(App and web page records)
————————

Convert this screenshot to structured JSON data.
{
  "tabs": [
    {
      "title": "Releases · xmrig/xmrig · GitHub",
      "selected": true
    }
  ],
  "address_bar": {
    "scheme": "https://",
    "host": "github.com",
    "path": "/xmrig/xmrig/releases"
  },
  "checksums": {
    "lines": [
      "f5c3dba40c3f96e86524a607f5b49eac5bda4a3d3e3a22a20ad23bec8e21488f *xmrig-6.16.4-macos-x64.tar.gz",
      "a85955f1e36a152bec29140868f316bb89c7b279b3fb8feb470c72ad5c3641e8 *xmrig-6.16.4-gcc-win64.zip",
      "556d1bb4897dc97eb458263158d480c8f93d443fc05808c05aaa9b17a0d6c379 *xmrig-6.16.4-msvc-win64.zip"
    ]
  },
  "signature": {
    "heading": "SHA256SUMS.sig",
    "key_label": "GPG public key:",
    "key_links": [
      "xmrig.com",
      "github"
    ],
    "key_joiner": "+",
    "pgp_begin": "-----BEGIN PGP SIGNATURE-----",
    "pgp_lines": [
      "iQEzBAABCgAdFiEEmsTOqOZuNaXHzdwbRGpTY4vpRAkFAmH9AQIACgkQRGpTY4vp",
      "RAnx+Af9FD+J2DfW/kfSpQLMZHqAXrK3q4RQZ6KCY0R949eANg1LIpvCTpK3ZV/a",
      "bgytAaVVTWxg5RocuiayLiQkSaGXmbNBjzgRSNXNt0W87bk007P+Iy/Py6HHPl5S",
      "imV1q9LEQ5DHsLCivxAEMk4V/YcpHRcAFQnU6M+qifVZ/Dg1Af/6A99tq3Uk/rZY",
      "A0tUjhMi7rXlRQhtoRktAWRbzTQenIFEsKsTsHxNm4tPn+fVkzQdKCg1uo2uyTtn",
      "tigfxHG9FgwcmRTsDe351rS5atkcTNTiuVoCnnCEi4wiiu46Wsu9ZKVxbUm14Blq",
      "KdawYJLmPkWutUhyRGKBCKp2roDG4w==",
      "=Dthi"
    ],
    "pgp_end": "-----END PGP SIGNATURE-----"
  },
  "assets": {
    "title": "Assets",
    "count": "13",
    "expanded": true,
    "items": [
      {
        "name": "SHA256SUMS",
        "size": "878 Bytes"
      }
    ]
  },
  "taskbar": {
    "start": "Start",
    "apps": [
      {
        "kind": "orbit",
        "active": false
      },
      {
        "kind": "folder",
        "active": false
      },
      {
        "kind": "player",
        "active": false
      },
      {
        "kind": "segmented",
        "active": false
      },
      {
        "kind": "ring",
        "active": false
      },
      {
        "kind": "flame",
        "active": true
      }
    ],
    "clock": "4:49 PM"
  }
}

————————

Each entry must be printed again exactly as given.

RESPONSE
Convert this screenshot to structured JSON data.
{
  "tabs": [
    {
      "title": "Releases · xmrig/xmrig · GitHub",
      "selected": true
    }
  ],
  "address_bar": {
    "scheme": "https://",
    "host": "github.com",
    "path": "/xmrig/xmrig/releases"
  },
  "checksums": {
    "lines": [
      "f5c3dba40c3f96e86524a607f5b49eac5bda4a3d3e3a22a20ad23bec8e21488f *xmrig-6.16.4-macos-x64.tar.gz",
      "a85955f1e36a152bec29140868f316bb89c7b279b3fb8feb470c72ad5c3641e8 *xmrig-6.16.4-gcc-win64.zip",
      "556d1bb4897dc97eb458263158d480c8f93d443fc05808c05aaa9b17a0d6c379 *xmrig-6.16.4-msvc-win64.zip"
    ]
  },
  "signature": {
    "heading": "SHA256SUMS.sig",
    "key_label": "GPG public key:",
    "key_links": [
      "xmrig.com",
      "github"
    ],
    "key_joiner": "+",
    "pgp_begin": "-----BEGIN PGP SIGNATURE-----",
    "pgp_lines": [
      "iQEzBAABCgAdFiEEmsTOqOZuNaXHzdwbRGpTY4vpRAkFAmH9AQIACgkQRGpTY4vp",
      "RAnx+Af9FD+J2DfW/kfSpQLMZHqAXrK3q4RQZ6KCY0R949eANg1LIpvCTpK3ZV/a",
      "bgytAaVVTWxg5RocuiayLiQkSaGXmbNBjzgRSNXNt0W87bk007P+Iy/Py6HHPl5S",
      "imV1q9LEQ5DHsLCivxAEMk4V/YcpHRcAFQnU6M+qifVZ/Dg1Af/6A99tq3Uk/rZY",
      "A0tUjhMi7rXlRQhtoRktAWRbzTQenIFEsKsTsHxNm4tPn+fVkzQdKCg1uo2uyTtn",
      "tigfxHG9FgwcmRTsDe351rS5atkcTNTiuVoCnnCEi4wiiu46Wsu9ZKVxbUm14Blq",
      "KdawYJLmPkWutUhyRGKBCKp2roDG4w==",
      "=Dthi"
    ],
    "pgp_end": "-----END PGP SIGNATURE-----"
  },
  "assets": {
    "title": "Assets",
    "count": "13",
    "expanded": true,
    "items": [
      {
        "name": "SHA256SUMS",
        "size": "878 Bytes"
      }
    ]
  },
  "taskbar": {
    "start": "Start",
    "apps": [
      {
        "kind": "orbit",
        "active": false
      },
      {
        "kind": "folder",
        "active": false
      },
      {
        "kind": "player",
        "active": false
      },
      {
        "kind": "segmented",
        "active": false
      },
      {
        "kind": "ring",
        "active": false
      },
      {
        "kind": "flame",
        "active": true
      }
    ],
    "clock": "4:49 PM"
  }
}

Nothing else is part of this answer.